(Material supplied)

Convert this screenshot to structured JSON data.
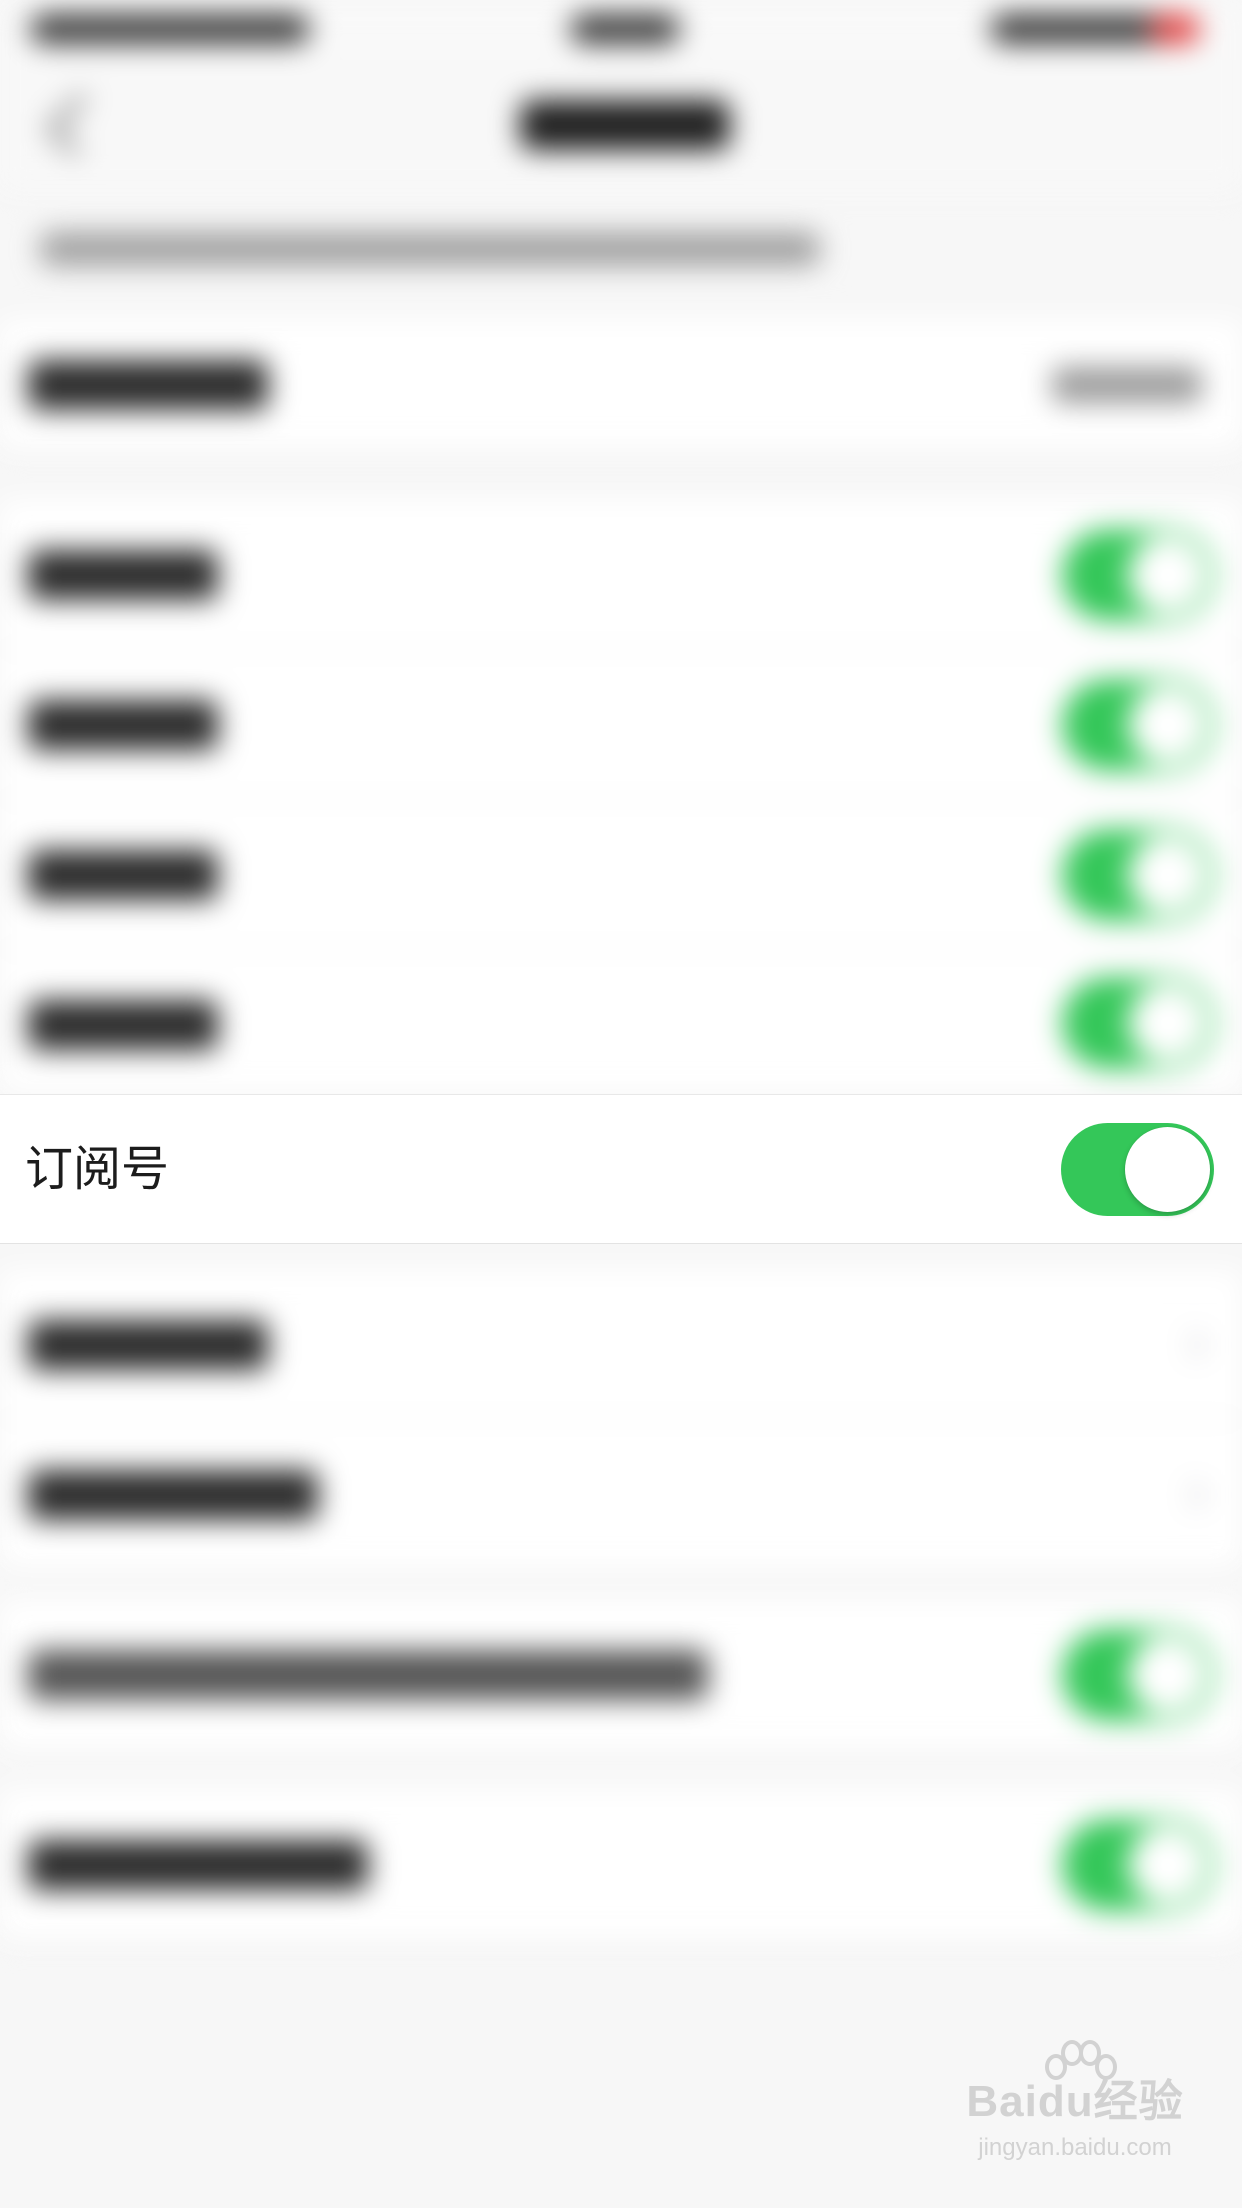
{
  "focused_row": {
    "label": "订阅号",
    "toggle_on": true
  },
  "colors": {
    "toggle_on": "#34c759",
    "background": "#f7f7f7",
    "row_background": "#ffffff",
    "label_text": "#1c1c1c"
  },
  "watermark": {
    "logo": "Baidu经验",
    "url": "jingyan.baidu.com"
  }
}
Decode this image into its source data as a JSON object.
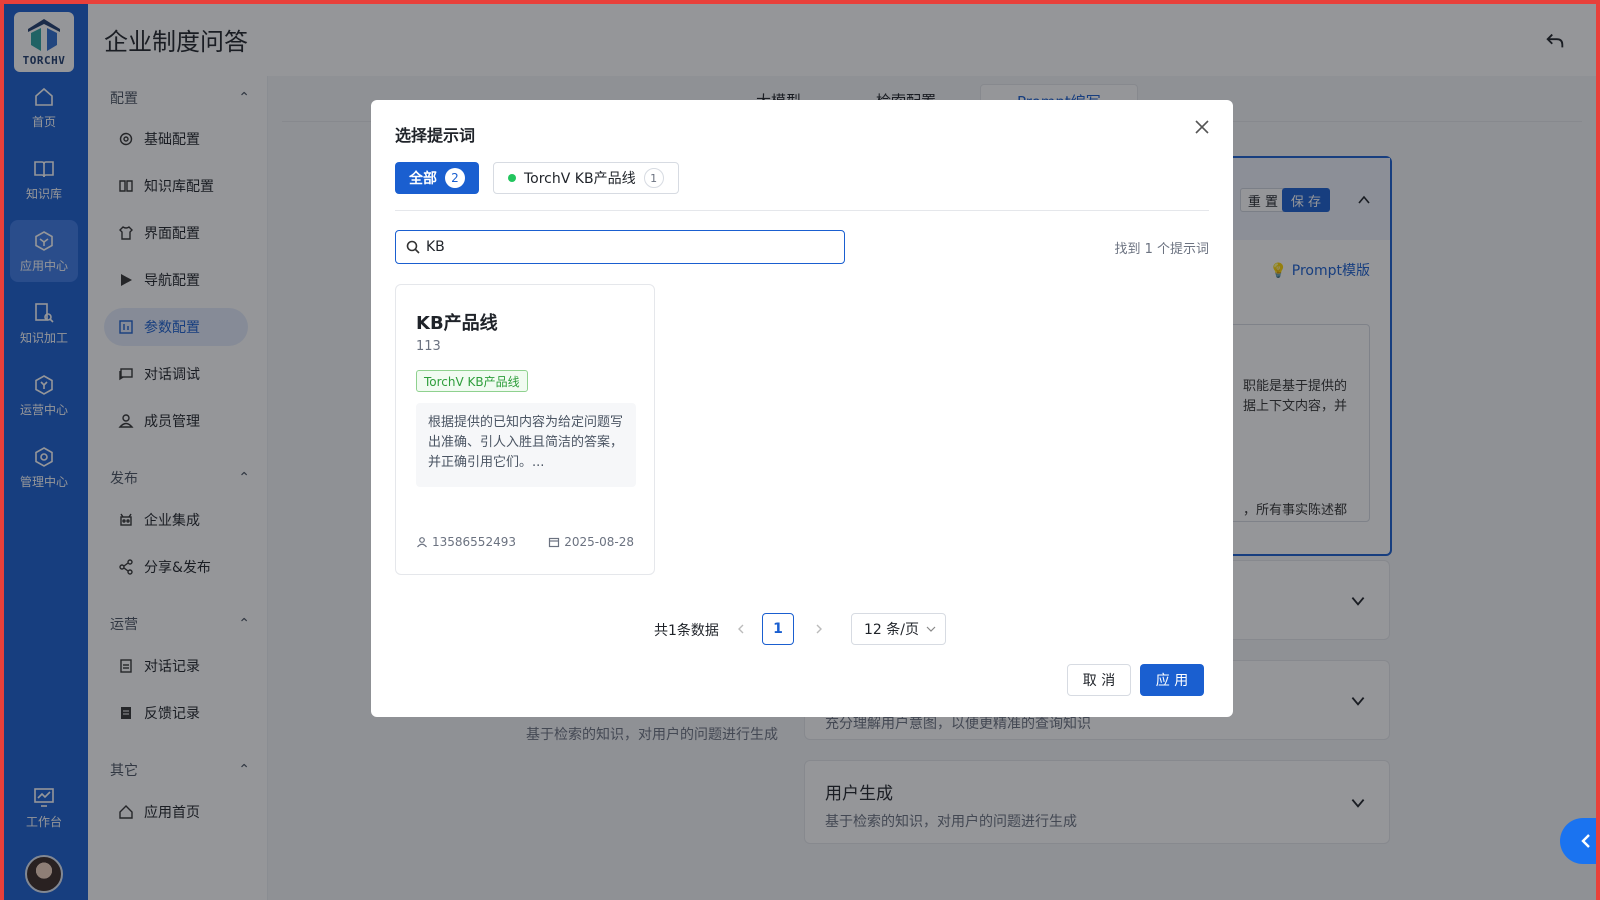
{
  "brand": {
    "logo_text": "TORCHV"
  },
  "rail": [
    {
      "label": "首页",
      "icon": "home-icon"
    },
    {
      "label": "知识库",
      "icon": "book-icon"
    },
    {
      "label": "应用中心",
      "icon": "app-center-icon",
      "active": true
    },
    {
      "label": "知识加工",
      "icon": "knowledge-process-icon"
    },
    {
      "label": "运营中心",
      "icon": "operation-icon"
    },
    {
      "label": "管理中心",
      "icon": "admin-icon"
    },
    {
      "label": "工作台",
      "icon": "workbench-icon"
    }
  ],
  "page": {
    "title": "企业制度问答"
  },
  "sidenav": {
    "groups": [
      {
        "label": "配置",
        "items": [
          "基础配置",
          "知识库配置",
          "界面配置",
          "导航配置",
          "参数配置",
          "对话调试",
          "成员管理"
        ]
      },
      {
        "label": "发布",
        "items": [
          "企业集成",
          "分享&发布"
        ]
      },
      {
        "label": "运营",
        "items": [
          "对话记录",
          "反馈记录"
        ]
      },
      {
        "label": "其它",
        "items": [
          "应用首页"
        ]
      }
    ],
    "active_item": "参数配置"
  },
  "main": {
    "tabs": [
      "大模型",
      "检索配置",
      "Prompt编写"
    ],
    "panel": {
      "reset_label": "重 置",
      "save_label": "保 存",
      "prompt_template_label": "Prompt模版",
      "editor_line1": "职能是基于提供的",
      "editor_line2": "据上下文内容，并",
      "editor_line3": "，所有事实陈述都"
    },
    "accordion2_desc": "充分理解用户意图，以便更精准的查询知识",
    "accordion3_title": "用户生成",
    "accordion3_desc": "基于检索的知识，对用户的问题进行生成",
    "left_desc": "基于检索的知识，对用户的问题进行生成"
  },
  "modal": {
    "title": "选择提示词",
    "filters": [
      {
        "label": "全部",
        "count": "2",
        "active": true
      },
      {
        "label": "TorchV KB产品线",
        "count": "1",
        "active": false
      }
    ],
    "search_value": "KB",
    "found_text": "找到 1 个提示词",
    "cards": [
      {
        "title": "KB产品线",
        "subtitle": "113",
        "tag": "TorchV KB产品线",
        "desc": "根据提供的已知内容为给定问题写出准确、引人入胜且简洁的答案，并正确引用它们。...",
        "user": "13586552493",
        "date": "2025-08-28"
      }
    ],
    "pager": {
      "total": "共1条数据",
      "current": "1",
      "page_size": "12 条/页"
    },
    "cancel_label": "取 消",
    "apply_label": "应 用"
  },
  "colors": {
    "primary": "#1a5fd0",
    "rail": "#1a5fd0",
    "success": "#22c55e",
    "frame": "#e8403a"
  }
}
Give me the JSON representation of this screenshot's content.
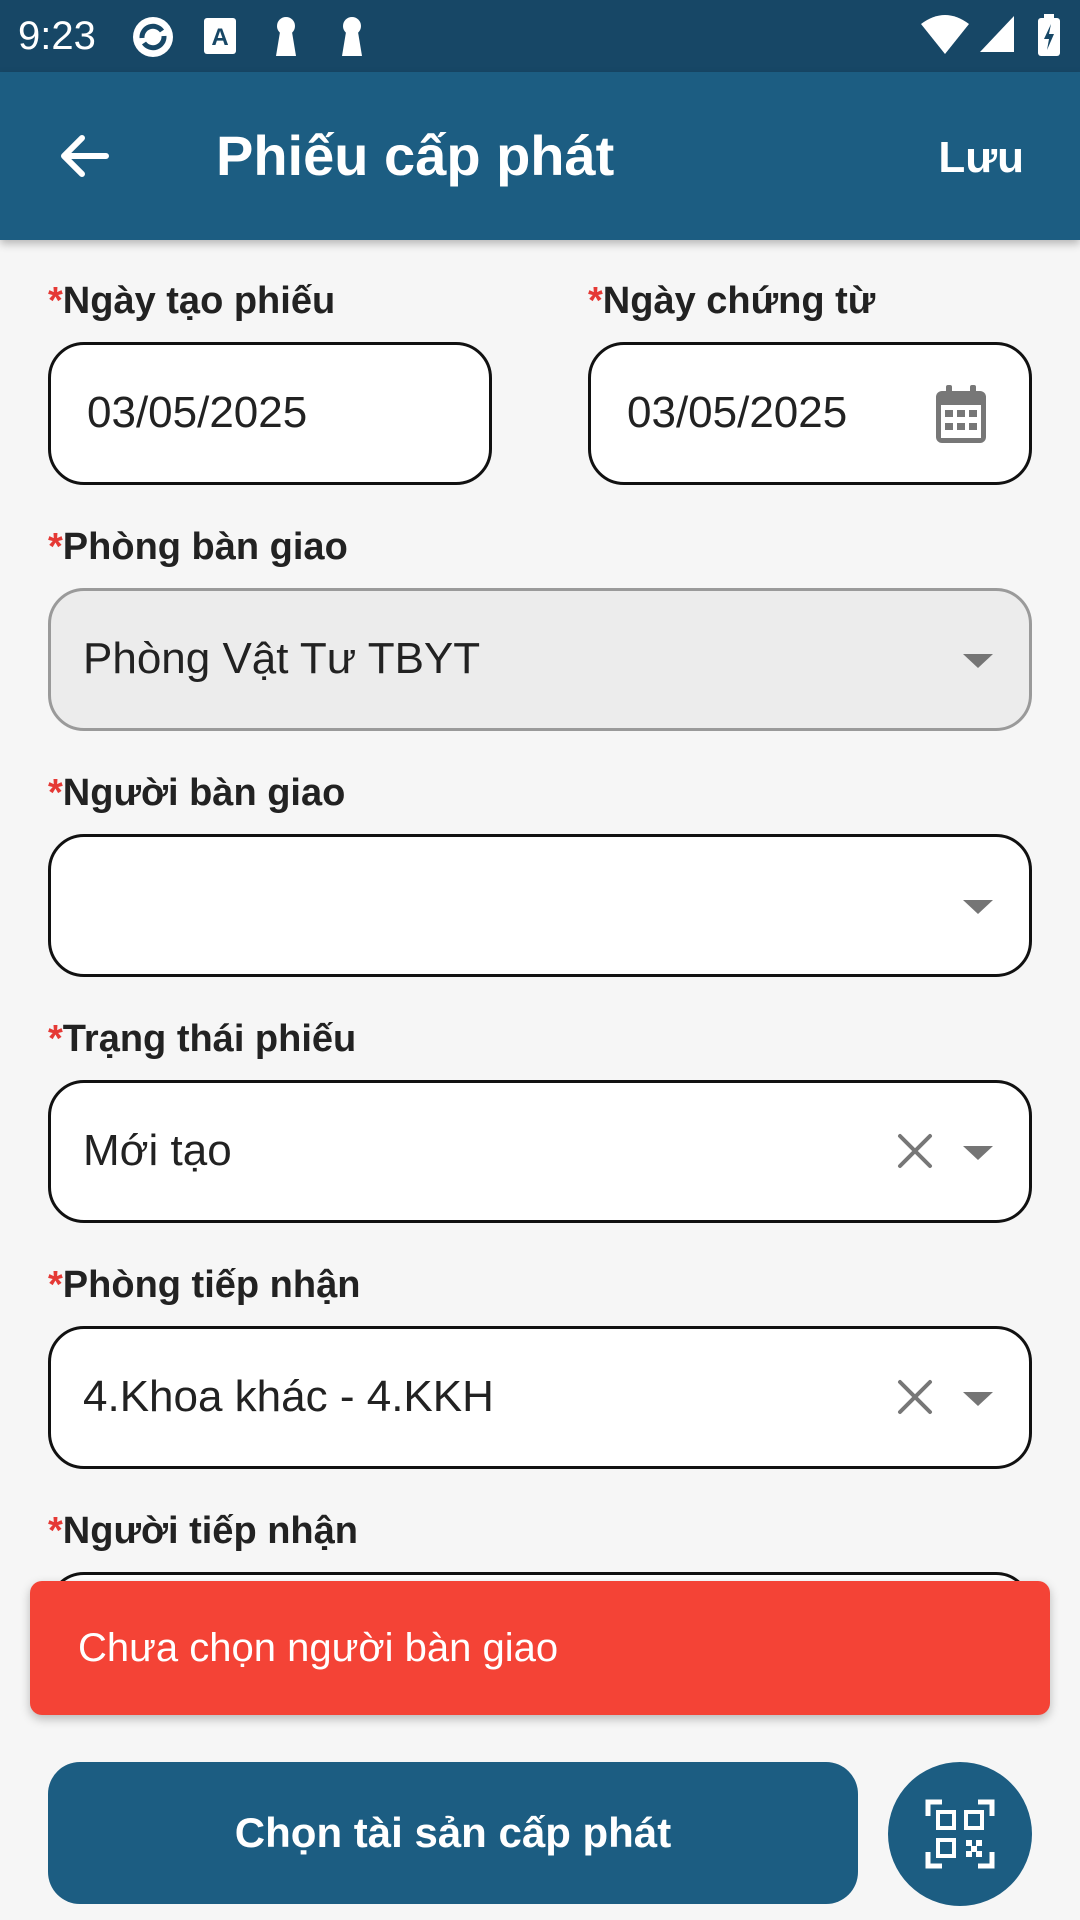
{
  "status_bar": {
    "time": "9:23",
    "icons": [
      "sync-icon",
      "font-a-icon",
      "keyhole-icon",
      "keyhole-icon",
      "wifi-icon",
      "signal-icon",
      "battery-charging-icon"
    ]
  },
  "app_bar": {
    "title": "Phiếu cấp phát",
    "save_label": "Lưu",
    "back_icon": "arrow-left-icon"
  },
  "form": {
    "required_mark": "*",
    "ngay_tao_phieu": {
      "label": "Ngày tạo phiếu",
      "value": "03/05/2025"
    },
    "ngay_chung_tu": {
      "label": "Ngày chứng từ",
      "value": "03/05/2025",
      "icon": "calendar-icon"
    },
    "phong_ban_giao": {
      "label": "Phòng bàn giao",
      "value": "Phòng Vật Tư TBYT",
      "disabled": true
    },
    "nguoi_ban_giao": {
      "label": "Người bàn giao",
      "value": ""
    },
    "trang_thai_phieu": {
      "label": "Trạng thái phiếu",
      "value": "Mới tạo"
    },
    "phong_tiep_nhan": {
      "label": "Phòng tiếp nhận",
      "value": "4.Khoa khác - 4.KKH"
    },
    "nguoi_tiep_nhan": {
      "label": "Người tiếp nhận",
      "value": ""
    }
  },
  "snackbar": {
    "message": "Chưa chọn người bàn giao"
  },
  "actions": {
    "select_assets_label": "Chọn tài sản cấp phát",
    "qr_icon": "qr-code-scan-icon"
  },
  "colors": {
    "status_bar": "#174766",
    "app_bar": "#1c5d82",
    "primary_button": "#1c5d82",
    "error": "#f44336",
    "required": "#e53935"
  }
}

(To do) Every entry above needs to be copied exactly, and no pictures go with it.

(Reply)
Convert this screenshot to structured JSON data.
{
  "focused_row": {
    "label": "订阅号",
    "toggle_on": true
  },
  "colors": {
    "toggle_on": "#34c759",
    "background": "#f7f7f7",
    "row_background": "#ffffff",
    "label_text": "#1c1c1c"
  },
  "watermark": {
    "logo": "Baidu经验",
    "url": "jingyan.baidu.com"
  }
}
Decode this image into its source data as a JSON object.
{
  "brand": {
    "logo_text": "TORCHV"
  },
  "rail": [
    {
      "label": "首页",
      "icon": "home-icon"
    },
    {
      "label": "知识库",
      "icon": "book-icon"
    },
    {
      "label": "应用中心",
      "icon": "app-center-icon",
      "active": true
    },
    {
      "label": "知识加工",
      "icon": "knowledge-process-icon"
    },
    {
      "label": "运营中心",
      "icon": "operation-icon"
    },
    {
      "label": "管理中心",
      "icon": "admin-icon"
    },
    {
      "label": "工作台",
      "icon": "workbench-icon"
    }
  ],
  "page": {
    "title": "企业制度问答"
  },
  "sidenav": {
    "groups": [
      {
        "label": "配置",
        "items": [
          "基础配置",
          "知识库配置",
          "界面配置",
          "导航配置",
          "参数配置",
          "对话调试",
          "成员管理"
        ]
      },
      {
        "label": "发布",
        "items": [
          "企业集成",
          "分享&发布"
        ]
      },
      {
        "label": "运营",
        "items": [
          "对话记录",
          "反馈记录"
        ]
      },
      {
        "label": "其它",
        "items": [
          "应用首页"
        ]
      }
    ],
    "active_item": "参数配置"
  },
  "main": {
    "tabs": [
      "大模型",
      "检索配置",
      "Prompt编写"
    ],
    "panel": {
      "reset_label": "重 置",
      "save_label": "保 存",
      "prompt_template_label": "Prompt模版",
      "editor_line1": "职能是基于提供的",
      "editor_line2": "据上下文内容，并",
      "editor_line3": "，所有事实陈述都"
    },
    "accordion2_desc": "充分理解用户意图，以便更精准的查询知识",
    "accordion3_title": "用户生成",
    "accordion3_desc": "基于检索的知识，对用户的问题进行生成",
    "left_desc": "基于检索的知识，对用户的问题进行生成"
  },
  "modal": {
    "title": "选择提示词",
    "filters": [
      {
        "label": "全部",
        "count": "2",
        "active": true
      },
      {
        "label": "TorchV KB产品线",
        "count": "1",
        "active": false
      }
    ],
    "search_value": "KB",
    "found_text": "找到 1 个提示词",
    "cards": [
      {
        "title": "KB产品线",
        "subtitle": "113",
        "tag": "TorchV KB产品线",
        "desc": "根据提供的已知内容为给定问题写出准确、引人入胜且简洁的答案，并正确引用它们。...",
        "user": "13586552493",
        "date": "2025-08-28"
      }
    ],
    "pager": {
      "total": "共1条数据",
      "current": "1",
      "page_size": "12 条/页"
    },
    "cancel_label": "取 消",
    "apply_label": "应 用"
  },
  "colors": {
    "primary": "#1a5fd0",
    "rail": "#1a5fd0",
    "success": "#22c55e",
    "frame": "#e8403a"
  }
}
Give me the JSON representation of this screenshot's content.
{
  "status_bar": {
    "time": "9:23",
    "icons": [
      "sync-icon",
      "font-a-icon",
      "keyhole-icon",
      "keyhole-icon",
      "wifi-icon",
      "signal-icon",
      "battery-charging-icon"
    ]
  },
  "app_bar": {
    "title": "Phiếu cấp phát",
    "save_label": "Lưu",
    "back_icon": "arrow-left-icon"
  },
  "form": {
    "required_mark": "*",
    "ngay_tao_phieu": {
      "label": "Ngày tạo phiếu",
      "value": "03/05/2025"
    },
    "ngay_chung_tu": {
      "label": "Ngày chứng từ",
      "value": "03/05/2025",
      "icon": "calendar-icon"
    },
    "phong_ban_giao": {
      "label": "Phòng bàn giao",
      "value": "Phòng Vật Tư TBYT",
      "disabled": true
    },
    "nguoi_ban_giao": {
      "label": "Người bàn giao",
      "value": ""
    },
    "trang_thai_phieu": {
      "label": "Trạng thái phiếu",
      "value": "Mới tạo"
    },
    "phong_tiep_nhan": {
      "label": "Phòng tiếp nhận",
      "value": "4.Khoa khác - 4.KKH"
    },
    "nguoi_tiep_nhan": {
      "label": "Người tiếp nhận",
      "value": ""
    }
  },
  "snackbar": {
    "message": "Chưa chọn người bàn giao"
  },
  "actions": {
    "select_assets_label": "Chọn tài sản cấp phát",
    "qr_icon": "qr-code-scan-icon"
  },
  "colors": {
    "status_bar": "#174766",
    "app_bar": "#1c5d82",
    "primary_button": "#1c5d82",
    "error": "#f44336",
    "required": "#e53935"
  }
}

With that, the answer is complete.